15. Tommasi C, Nicastri E, Corpolongo A, et al. Stopping antiretroviral therapy: role for therapeutic drug monitoring. AIDS 2008;22(2):315-316. [ Links ]
Accepted 31 May 2011.

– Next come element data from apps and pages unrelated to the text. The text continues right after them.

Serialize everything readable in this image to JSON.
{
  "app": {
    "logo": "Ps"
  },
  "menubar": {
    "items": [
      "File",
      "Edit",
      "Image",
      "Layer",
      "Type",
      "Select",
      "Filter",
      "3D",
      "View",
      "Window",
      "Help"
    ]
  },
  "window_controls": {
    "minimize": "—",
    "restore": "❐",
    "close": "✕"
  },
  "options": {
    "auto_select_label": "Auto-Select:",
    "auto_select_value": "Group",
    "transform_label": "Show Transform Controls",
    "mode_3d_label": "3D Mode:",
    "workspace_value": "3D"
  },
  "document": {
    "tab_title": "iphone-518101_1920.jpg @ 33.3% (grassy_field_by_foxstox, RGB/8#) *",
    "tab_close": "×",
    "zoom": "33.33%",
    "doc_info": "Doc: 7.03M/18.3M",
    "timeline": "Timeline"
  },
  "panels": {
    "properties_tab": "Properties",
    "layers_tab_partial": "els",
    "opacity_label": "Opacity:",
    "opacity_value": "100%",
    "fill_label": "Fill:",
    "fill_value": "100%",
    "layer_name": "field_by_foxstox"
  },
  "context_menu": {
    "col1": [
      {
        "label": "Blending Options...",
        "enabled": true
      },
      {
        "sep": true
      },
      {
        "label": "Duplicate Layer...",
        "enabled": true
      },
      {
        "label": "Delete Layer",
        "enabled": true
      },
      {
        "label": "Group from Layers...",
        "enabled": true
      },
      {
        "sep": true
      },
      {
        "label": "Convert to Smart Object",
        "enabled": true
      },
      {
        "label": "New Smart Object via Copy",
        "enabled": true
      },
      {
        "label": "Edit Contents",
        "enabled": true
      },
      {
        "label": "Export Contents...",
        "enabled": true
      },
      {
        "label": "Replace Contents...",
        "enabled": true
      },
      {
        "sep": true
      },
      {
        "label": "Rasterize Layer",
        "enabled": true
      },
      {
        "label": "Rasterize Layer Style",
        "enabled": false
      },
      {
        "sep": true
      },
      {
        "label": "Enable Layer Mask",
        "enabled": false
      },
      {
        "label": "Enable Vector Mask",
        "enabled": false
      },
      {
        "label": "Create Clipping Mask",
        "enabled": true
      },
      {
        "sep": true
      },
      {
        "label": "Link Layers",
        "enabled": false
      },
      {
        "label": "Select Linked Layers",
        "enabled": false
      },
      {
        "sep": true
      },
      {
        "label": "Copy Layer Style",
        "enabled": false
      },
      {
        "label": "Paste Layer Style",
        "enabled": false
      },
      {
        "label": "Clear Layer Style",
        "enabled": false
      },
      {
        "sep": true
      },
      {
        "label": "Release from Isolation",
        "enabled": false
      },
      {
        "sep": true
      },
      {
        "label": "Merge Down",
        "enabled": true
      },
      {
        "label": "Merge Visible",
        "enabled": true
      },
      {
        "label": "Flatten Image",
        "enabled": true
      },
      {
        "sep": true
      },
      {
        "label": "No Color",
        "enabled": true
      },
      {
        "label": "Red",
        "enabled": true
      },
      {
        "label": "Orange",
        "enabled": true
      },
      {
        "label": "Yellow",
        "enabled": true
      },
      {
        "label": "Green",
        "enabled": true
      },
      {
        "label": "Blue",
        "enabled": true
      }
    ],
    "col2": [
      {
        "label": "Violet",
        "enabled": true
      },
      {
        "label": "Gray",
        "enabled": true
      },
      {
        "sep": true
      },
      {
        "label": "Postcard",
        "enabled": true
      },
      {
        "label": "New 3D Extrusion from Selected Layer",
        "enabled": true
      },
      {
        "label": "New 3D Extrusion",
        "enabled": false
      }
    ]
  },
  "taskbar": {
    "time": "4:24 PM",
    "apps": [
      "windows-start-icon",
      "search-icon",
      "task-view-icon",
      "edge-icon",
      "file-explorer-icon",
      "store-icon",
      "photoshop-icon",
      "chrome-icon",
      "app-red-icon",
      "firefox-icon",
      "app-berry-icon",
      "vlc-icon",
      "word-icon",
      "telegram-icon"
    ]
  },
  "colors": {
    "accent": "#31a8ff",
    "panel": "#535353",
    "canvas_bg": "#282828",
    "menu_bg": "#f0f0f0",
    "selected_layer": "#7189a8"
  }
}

Corresponding author: T Gabler (firstname.lastname@example.org)